The dual-purpose facility provides two stages of tertiary treatment of the city's effluent.

The first stage provides phosphorus removal for all of the treatment plant's current and future needs — up to 12 mgd — to a concentration below the 1 mg/l requirement. To account for the reduced amount of flow the river will receive and the trace amounts of phosphorus that Calpine adds, the internal compliance point was set at 0.9 mg/l to ensure the impact to the river would be 1 mg/l or less.

The second stage provides additional filtration and chlorination to meet reuse requirements established by the Minnesota Pollution Control Agency based on Title 22 of the California Code of Regulations.

California's recycled water law was passed in 2001 to protect public health while providing for future water requirements. The highest level of treatment is “disinfected tertiary recycled water,” which is used for food crops where the water comes in contact with the edible portion of the crop; parks and playgrounds; school yards; residential landscaping; and unrestricted golf courses. The same level of treatment is required where the recycled water is used in industrial or commercial cooling systems that involve a cooling tower.

In Mankato, the reclaimed water is cycled up to four times through Calpine's cooling tower before being discharged back to the waste water treatment plant. After dechlorination, the combined effluent of the city and the electricity plant is discharged to the river through the city's outfall structure.

The city's discharge monitoring point for phosphorus is downstream of the phosphorus removal system and upstream of the second stage of the tertiary treatment system. This monitoring point was selected to ensure control of the total quantity of phosphorus being discharged to the river.

LEADERS IN POLLUTION PREVENTION

Using effluent rather than ground-water to cool Calpine's turbine keeps an estimated 7 million gallons/year of groundwater from being used for industrial purposes. The amount of water saved over the agreement's 20-year term is expected to be almost 14 billion gallons. If Calpine doubles its plant's capacity to 600 megawatts, the amount of water saved will be more than 25 billion gallons.

For new entities discharging into the Minnesota River, the current phosphorus discharge limit is zero. Because Mankato now has the capability to remove phosphorus to levels below its current limit, the Minnesota Pollution Control Agency is referring new dischargers to the city. Nutrient trading enables new dischargers to pay Mankato for the right to discharge phosphorus for which the city has a discharge permit but no longer releases into the river.

Although there are no regulations on normal effluent for turbidity, the plant normally discharged at a level of 4 to 5 NTUs. The current discharge is below the required 2 NTUs for water reuse, generally 0.6 to 1 NTU. The decrease in turbidity increases water transparency and provides a better aquatic habitat.

Treatment plant employees are completing a two-year process to become members of the National Bio-solids Partnership, a voluntary program sponsored by the EPA, the Water Environment Federation, and the National Association of Clean Water Agencies.
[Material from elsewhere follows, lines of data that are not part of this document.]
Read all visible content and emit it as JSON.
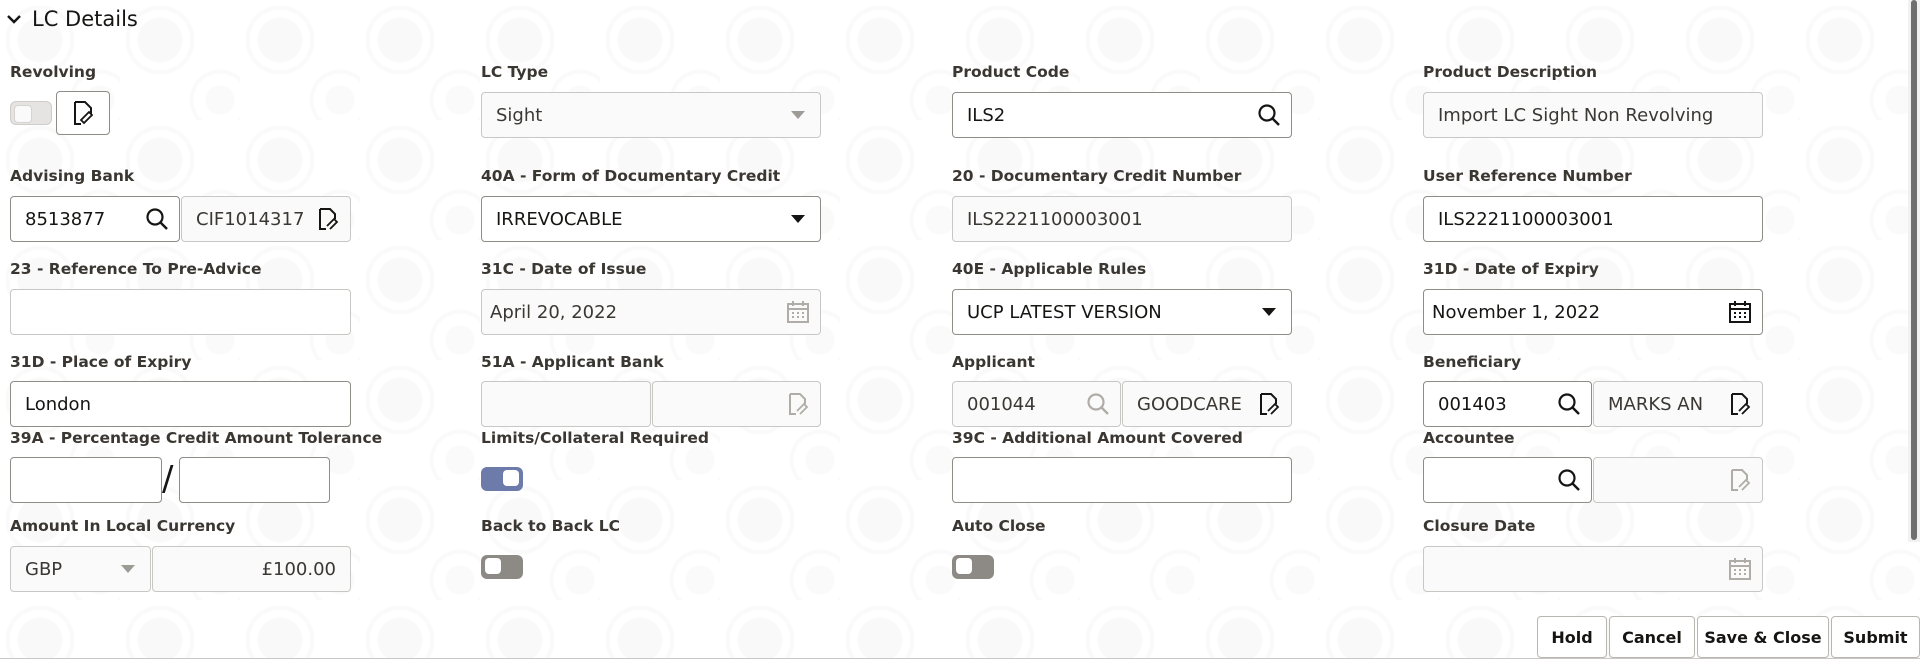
{
  "section": {
    "title": "LC Details"
  },
  "fields": {
    "revolving": {
      "label": "Revolving"
    },
    "lc_type": {
      "label": "LC Type",
      "value": "Sight"
    },
    "product_code": {
      "label": "Product Code",
      "value": "ILS2"
    },
    "product_description": {
      "label": "Product Description",
      "value": "Import LC Sight Non Revolving"
    },
    "advising_bank": {
      "label": "Advising Bank",
      "value": "8513877",
      "customer_id": "CIF1014317"
    },
    "form_of_credit": {
      "label": "40A - Form of Documentary Credit",
      "value": "IRREVOCABLE"
    },
    "documentary_credit_number": {
      "label": "20 - Documentary Credit Number",
      "value": "ILS2221100003001"
    },
    "user_reference_number": {
      "label": "User Reference Number",
      "value": "ILS2221100003001"
    },
    "reference_pre_advice": {
      "label": "23 - Reference To Pre-Advice",
      "value": ""
    },
    "date_of_issue": {
      "label": "31C - Date of Issue",
      "value": "April 20, 2022"
    },
    "applicable_rules": {
      "label": "40E - Applicable Rules",
      "value": "UCP LATEST VERSION"
    },
    "date_of_expiry": {
      "label": "31D - Date of Expiry",
      "value": "November 1, 2022"
    },
    "place_of_expiry": {
      "label": "31D - Place of Expiry",
      "value": "London"
    },
    "applicant_bank": {
      "label": "51A - Applicant Bank",
      "value": "",
      "name": ""
    },
    "applicant": {
      "label": "Applicant",
      "value": "001044",
      "name": "GOODCARE"
    },
    "beneficiary": {
      "label": "Beneficiary",
      "value": "001403",
      "name": "MARKS AN"
    },
    "pct_tolerance": {
      "label": "39A - Percentage Credit Amount Tolerance",
      "separator": "/",
      "plus": "",
      "minus": ""
    },
    "limits_required": {
      "label": "Limits/Collateral Required"
    },
    "additional_amount": {
      "label": "39C - Additional Amount Covered",
      "value": ""
    },
    "accountee": {
      "label": "Accountee",
      "value": "",
      "name": ""
    },
    "amount_local_currency": {
      "label": "Amount In Local Currency",
      "currency": "GBP",
      "amount": "£100.00"
    },
    "back_to_back": {
      "label": "Back to Back LC"
    },
    "auto_close": {
      "label": "Auto Close"
    },
    "closure_date": {
      "label": "Closure Date",
      "value": ""
    }
  },
  "toggles": {
    "revolving": "off-disabled",
    "limits_required": "on",
    "back_to_back": "off",
    "auto_close": "off"
  },
  "actions": {
    "hold": "Hold",
    "cancel": "Cancel",
    "save_close": "Save & Close",
    "submit": "Submit"
  },
  "colors": {
    "toggle_on": "#6d7bab",
    "toggle_off": "#8d8a85",
    "border": "#8f8c88"
  }
}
Similar to an ISO certification, the program requires an external audit and documented citizen involvement.

They're also studying ways to further treat biosolids to a Class A product that can be used for soil amendment on parks, playgrounds, and golf courses as well as the current agricultural land application program.

“We are a river city and take pride in doing our part to clean up the Minnesota River,” says retired Public Works Director George Rosati, who spearheaded the water reclamation project. “Our overall commitment is to produce the best quality effluent possible in the most cost-effective manner achievable.”

— Derek Cambridge is a project manager in the Kansas City, Mo., office of Black & Veatch Corp.; Mary Fralish is deputy director of Public Works, Environmental Services for Mankato; and Chad Hill served as project director in the Minneapolis office of Black & Veatch.